* Exercise directions *
The response should contain only those lines of the entries below that include the string "Microsoft".

*** Working data ***

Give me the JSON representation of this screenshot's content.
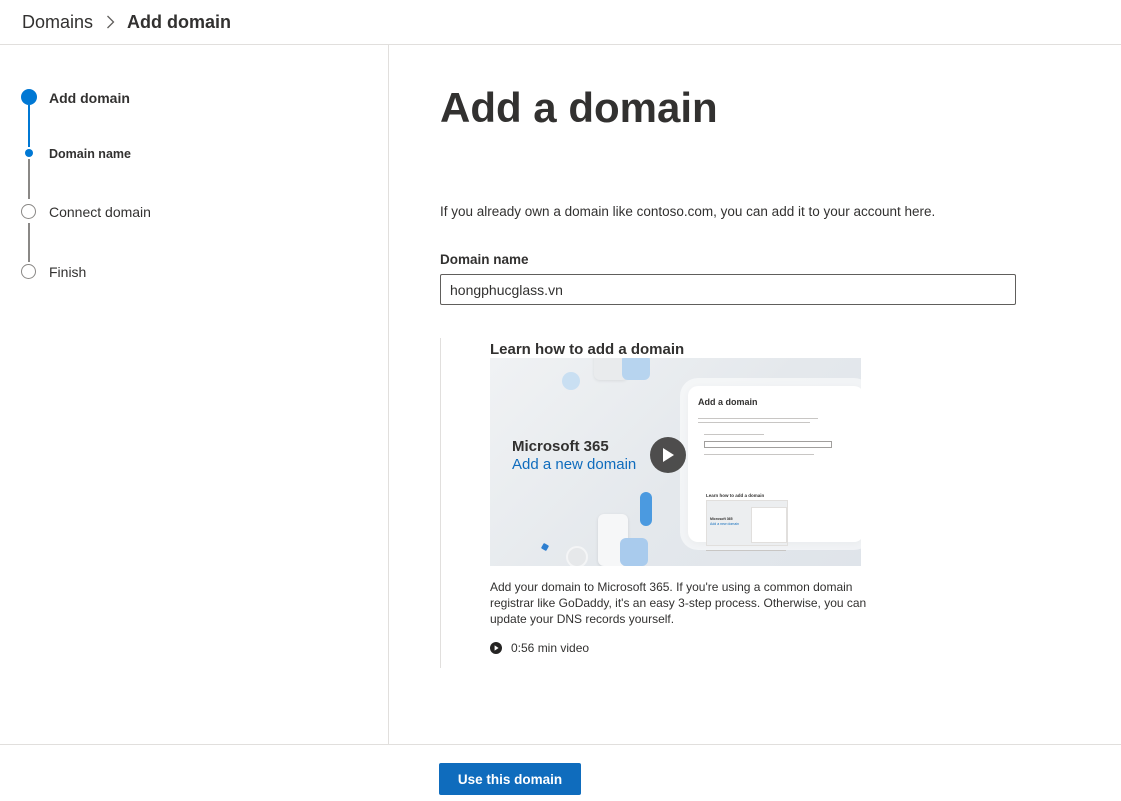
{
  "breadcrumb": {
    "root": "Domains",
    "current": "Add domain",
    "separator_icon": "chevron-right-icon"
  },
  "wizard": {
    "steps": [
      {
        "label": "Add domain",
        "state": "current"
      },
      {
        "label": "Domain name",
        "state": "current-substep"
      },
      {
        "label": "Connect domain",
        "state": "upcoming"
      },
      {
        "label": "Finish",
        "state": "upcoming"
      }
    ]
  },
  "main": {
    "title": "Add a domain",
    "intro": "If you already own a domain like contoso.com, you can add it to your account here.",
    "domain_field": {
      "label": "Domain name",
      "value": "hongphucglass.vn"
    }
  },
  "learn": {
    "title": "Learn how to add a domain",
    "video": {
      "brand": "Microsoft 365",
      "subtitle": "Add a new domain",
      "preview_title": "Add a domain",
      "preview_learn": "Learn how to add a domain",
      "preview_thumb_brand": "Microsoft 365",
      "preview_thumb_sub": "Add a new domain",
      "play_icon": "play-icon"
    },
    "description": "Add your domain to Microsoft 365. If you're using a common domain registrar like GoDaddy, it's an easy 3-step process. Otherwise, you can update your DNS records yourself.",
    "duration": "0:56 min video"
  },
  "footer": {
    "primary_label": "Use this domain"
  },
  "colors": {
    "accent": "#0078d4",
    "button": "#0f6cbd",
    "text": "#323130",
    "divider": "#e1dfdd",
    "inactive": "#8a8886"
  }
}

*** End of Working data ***

* Solution for this problem *
      "brand": "Microsoft 365",
      "preview_thumb_brand": "Microsoft 365",
    "description": "Add your domain to Microsoft 365. If you're using a common domain registrar like GoDaddy, it's an easy 3-step process. Otherwise, you can update your DNS records yourself.",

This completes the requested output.